Camping: Overnight at Moreton Telegraph Station, Bramwell Station, Bramwell Junction Roadhouse, or push north to national park bush camps at Captain Billy Landing and Eliot Falls ($6.15/person). For power and showers around the tip, head for Seisia Holiday Park (www.seisiaholidaypark.com), Loyalty Beach (www.loyaltybeach.com), or Punsand Bay (www.punsand.com.au). Free camp at Pajinka (the Tip), Laradinya at the Punsand Bay turnoff, Somerset on Albany Passage or Mutee Head (highly recommended).
Services: The price of food and fuel increases dramatically beyond Weipa so fill your jerry cans before leaving town. Bramwell Junction provides a top-up on the track and Lockhart River provides fuel for those headed to Iron Range and Portland Roads.
Fishing: You can launch boats off many Cape York beaches and there are ramps at Seisia and Jackey Jackey Creek near Bamaga.
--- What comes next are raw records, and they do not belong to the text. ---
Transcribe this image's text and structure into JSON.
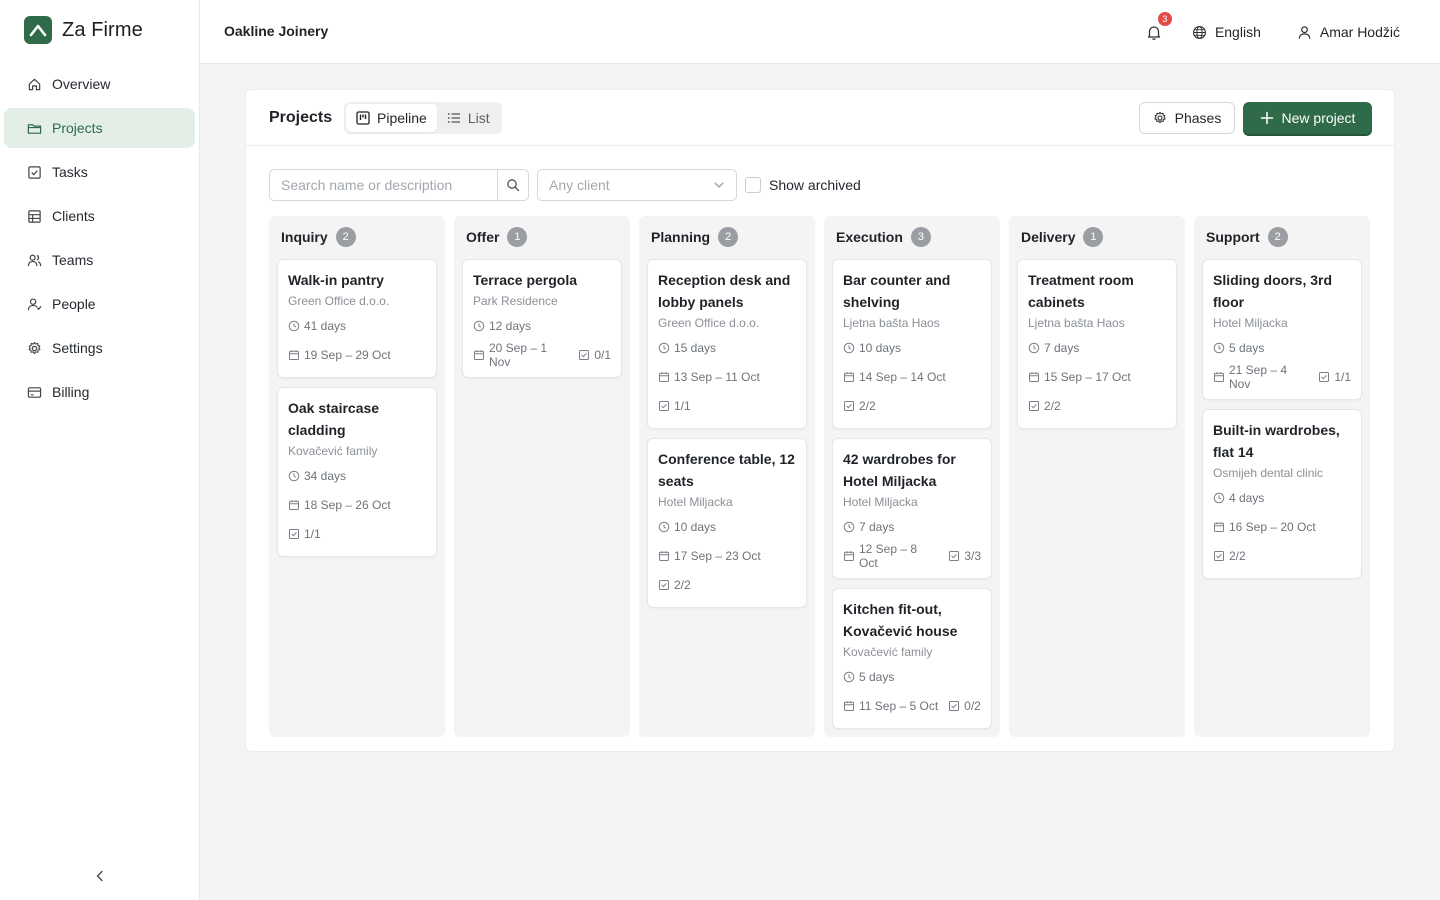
{
  "brand": {
    "name": "Za Firme",
    "logo_icon": "logo-mountain-icon",
    "accent": "#2f6b48"
  },
  "nav": [
    {
      "key": "overview",
      "label": "Overview",
      "icon": "home-icon",
      "active": false
    },
    {
      "key": "projects",
      "label": "Projects",
      "icon": "folder-icon",
      "active": true
    },
    {
      "key": "tasks",
      "label": "Tasks",
      "icon": "checkbox-icon",
      "active": false
    },
    {
      "key": "clients",
      "label": "Clients",
      "icon": "building-icon",
      "active": false
    },
    {
      "key": "teams",
      "label": "Teams",
      "icon": "team-icon",
      "active": false
    },
    {
      "key": "people",
      "label": "People",
      "icon": "people-icon",
      "active": false
    },
    {
      "key": "settings",
      "label": "Settings",
      "icon": "gear-icon",
      "active": false
    },
    {
      "key": "billing",
      "label": "Billing",
      "icon": "credit-card-icon",
      "active": false
    }
  ],
  "topbar": {
    "org_name": "Oakline Joinery",
    "notifications_count": "3",
    "language": "English",
    "user_name": "Amar Hodžić"
  },
  "projects": {
    "title": "Projects",
    "views": {
      "pipeline": "Pipeline",
      "list": "List",
      "active": "pipeline"
    },
    "phases_label": "Phases",
    "new_label": "New project",
    "search_placeholder": "Search name or description",
    "client_placeholder": "Any client",
    "show_archived_label": "Show archived"
  },
  "columns": [
    {
      "name": "Inquiry",
      "count": "2",
      "cards": [
        {
          "title": "Walk-in pantry",
          "client": "Green Office d.o.o.",
          "duration": "41 days",
          "dates": "19 Sep – 29 Oct",
          "tasks": ""
        },
        {
          "title": "Oak staircase cladding",
          "client": "Kovačević family",
          "duration": "34 days",
          "dates": "18 Sep – 26 Oct",
          "tasks": "1/1",
          "tasks_own_row": true
        }
      ]
    },
    {
      "name": "Offer",
      "count": "1",
      "cards": [
        {
          "title": "Terrace pergola",
          "client": "Park Residence",
          "duration": "12 days",
          "dates": "20 Sep – 1 Nov",
          "tasks": "0/1"
        }
      ]
    },
    {
      "name": "Planning",
      "count": "2",
      "cards": [
        {
          "title": "Reception desk and lobby panels",
          "client": "Green Office d.o.o.",
          "duration": "15 days",
          "dates": "13 Sep – 11 Oct",
          "tasks": "1/1",
          "tasks_own_row": true
        },
        {
          "title": "Conference table, 12 seats",
          "client": "Hotel Miljacka",
          "duration": "10 days",
          "dates": "17 Sep – 23 Oct",
          "tasks": "2/2",
          "tasks_own_row": true
        }
      ]
    },
    {
      "name": "Execution",
      "count": "3",
      "cards": [
        {
          "title": "Bar counter and shelving",
          "client": "Ljetna bašta Haos",
          "duration": "10 days",
          "dates": "14 Sep – 14 Oct",
          "tasks": "2/2",
          "tasks_own_row": true
        },
        {
          "title": "42 wardrobes for Hotel Miljacka",
          "client": "Hotel Miljacka",
          "duration": "7 days",
          "dates": "12 Sep – 8 Oct",
          "tasks": "3/3"
        },
        {
          "title": "Kitchen fit-out, Kovačević house",
          "client": "Kovačević family",
          "duration": "5 days",
          "dates": "11 Sep – 5 Oct",
          "tasks": "0/2"
        }
      ]
    },
    {
      "name": "Delivery",
      "count": "1",
      "cards": [
        {
          "title": "Treatment room cabinets",
          "client": "Ljetna bašta Haos",
          "duration": "7 days",
          "dates": "15 Sep – 17 Oct",
          "tasks": "2/2",
          "tasks_own_row": true
        }
      ]
    },
    {
      "name": "Support",
      "count": "2",
      "cards": [
        {
          "title": "Sliding doors, 3rd floor",
          "client": "Hotel Miljacka",
          "duration": "5 days",
          "dates": "21 Sep – 4 Nov",
          "tasks": "1/1"
        },
        {
          "title": "Built-in wardrobes, flat 14",
          "client": "Osmijeh dental clinic",
          "duration": "4 days",
          "dates": "16 Sep – 20 Oct",
          "tasks": "2/2",
          "tasks_own_row": true
        }
      ]
    }
  ]
}
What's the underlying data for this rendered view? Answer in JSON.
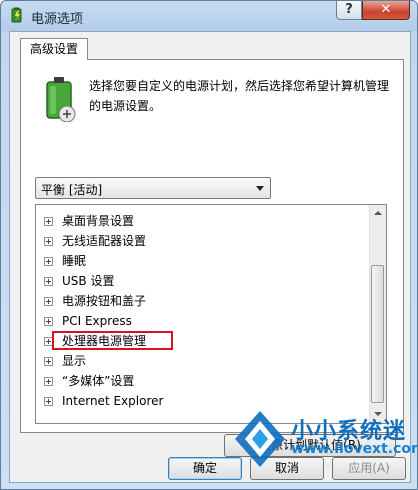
{
  "window": {
    "title": "电源选项",
    "help_label": "?",
    "close_label": "✕"
  },
  "tab": {
    "label": "高级设置"
  },
  "intro": {
    "text": "选择您要自定义的电源计划，然后选择您希望计算机管理的电源设置。"
  },
  "plan_select": {
    "value": "平衡 [活动]"
  },
  "tree": {
    "items": [
      {
        "label": "桌面背景设置"
      },
      {
        "label": "无线适配器设置"
      },
      {
        "label": "睡眠"
      },
      {
        "label": "USB 设置"
      },
      {
        "label": "电源按钮和盖子"
      },
      {
        "label": "PCI Express"
      },
      {
        "label": "处理器电源管理"
      },
      {
        "label": "显示"
      },
      {
        "label": "“多媒体”设置"
      },
      {
        "label": "Internet Explorer"
      }
    ],
    "highlighted_item": "处理器电源管理"
  },
  "buttons": {
    "restore_label": "还原计划默认值(R)",
    "ok_label": "确定",
    "cancel_label": "取消",
    "apply_label": "应用(A)"
  },
  "watermark": {
    "name": "小小系统迷",
    "url": "www.ilovext.com"
  },
  "colors": {
    "highlight_border": "#d9121c",
    "close_button": "#c8452f",
    "watermark_blue": "#0e6fc0"
  }
}
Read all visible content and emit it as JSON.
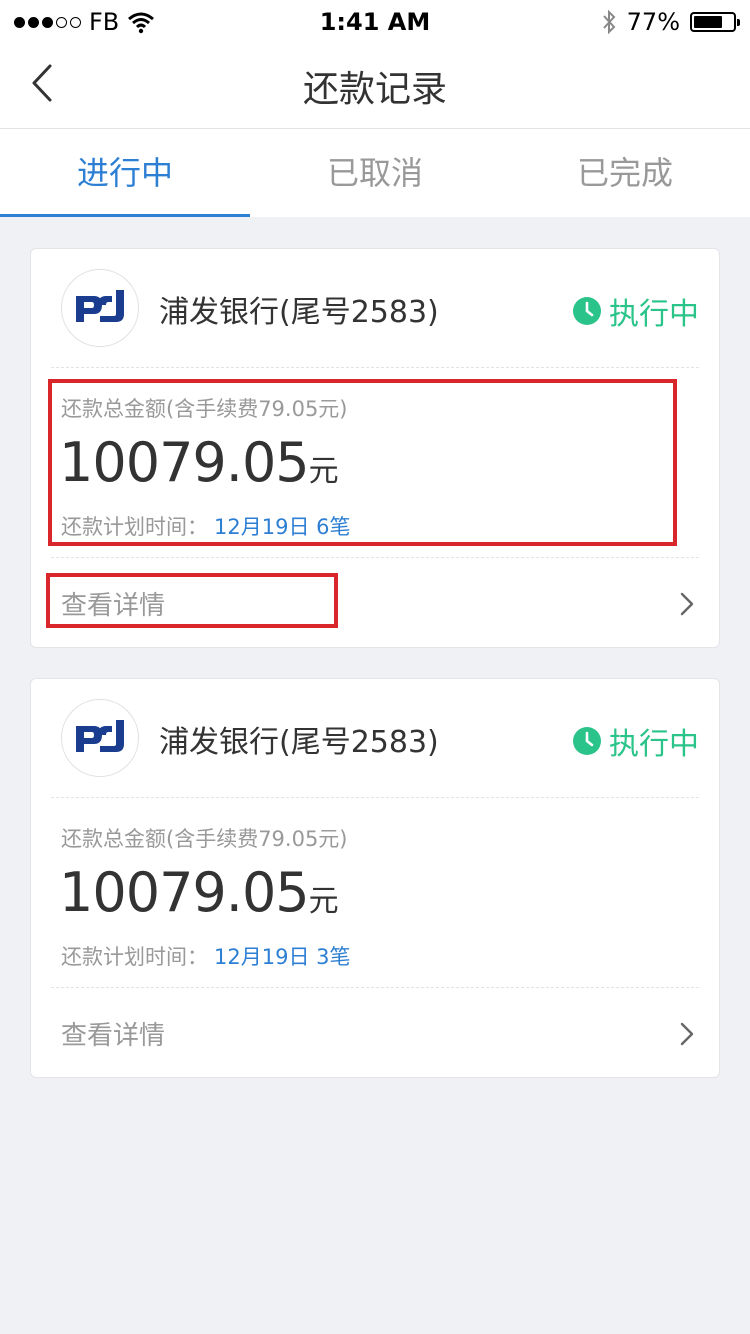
{
  "status_bar": {
    "carrier": "FB",
    "time": "1:41 AM",
    "battery_percent": "77%",
    "battery_level": 0.77
  },
  "nav": {
    "title": "还款记录"
  },
  "tabs": [
    {
      "label": "进行中",
      "active": true
    },
    {
      "label": "已取消",
      "active": false
    },
    {
      "label": "已完成",
      "active": false
    }
  ],
  "records": [
    {
      "bank_name": "浦发银行(尾号2583)",
      "status": "执行中",
      "amount_label": "还款总金额(含手续费79.05元)",
      "amount": "10079.05",
      "amount_unit": "元",
      "plan_label": "还款计划时间：",
      "plan_value": "12月19日 6笔",
      "detail_label": "查看详情"
    },
    {
      "bank_name": "浦发银行(尾号2583)",
      "status": "执行中",
      "amount_label": "还款总金额(含手续费79.05元)",
      "amount": "10079.05",
      "amount_unit": "元",
      "plan_label": "还款计划时间：",
      "plan_value": "12月19日 3笔",
      "detail_label": "查看详情"
    }
  ],
  "colors": {
    "accent": "#2d7fd3",
    "status_green": "#2ac48a",
    "highlight_red": "#d9262b",
    "bank_logo_blue": "#1a3d8f"
  },
  "icons": [
    "signal-dots-icon",
    "wifi-icon",
    "bluetooth-icon",
    "battery-icon",
    "back-arrow-icon",
    "bank-logo-icon",
    "clock-icon",
    "chevron-right-icon"
  ]
}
Local anglers favour the Jardine River mouth for catches of barramundi, mangrove jack and cod, Possession Island and Albany Passage near Somerset for Spanish mackerel and barracuda, and the Seisia jetty, the Tip and other beaches for mackerel, queenies, trevally, flathead and perhaps a threadfin salmon.
Best time to visit Cape York: Mild, dry season temperatures of 16 to 30˚C continue from May through October.
Don’t Miss: Bramwell Cup Bush Carnival at Bramwell Junction (July). Seisia’s Pirates Regatta (September) and the Seisia Fishing Competition (October).
Quarantine: When returning south, travellers must offer all fruit and vegetables on board for inspection at the Quarantine station just north of Coen.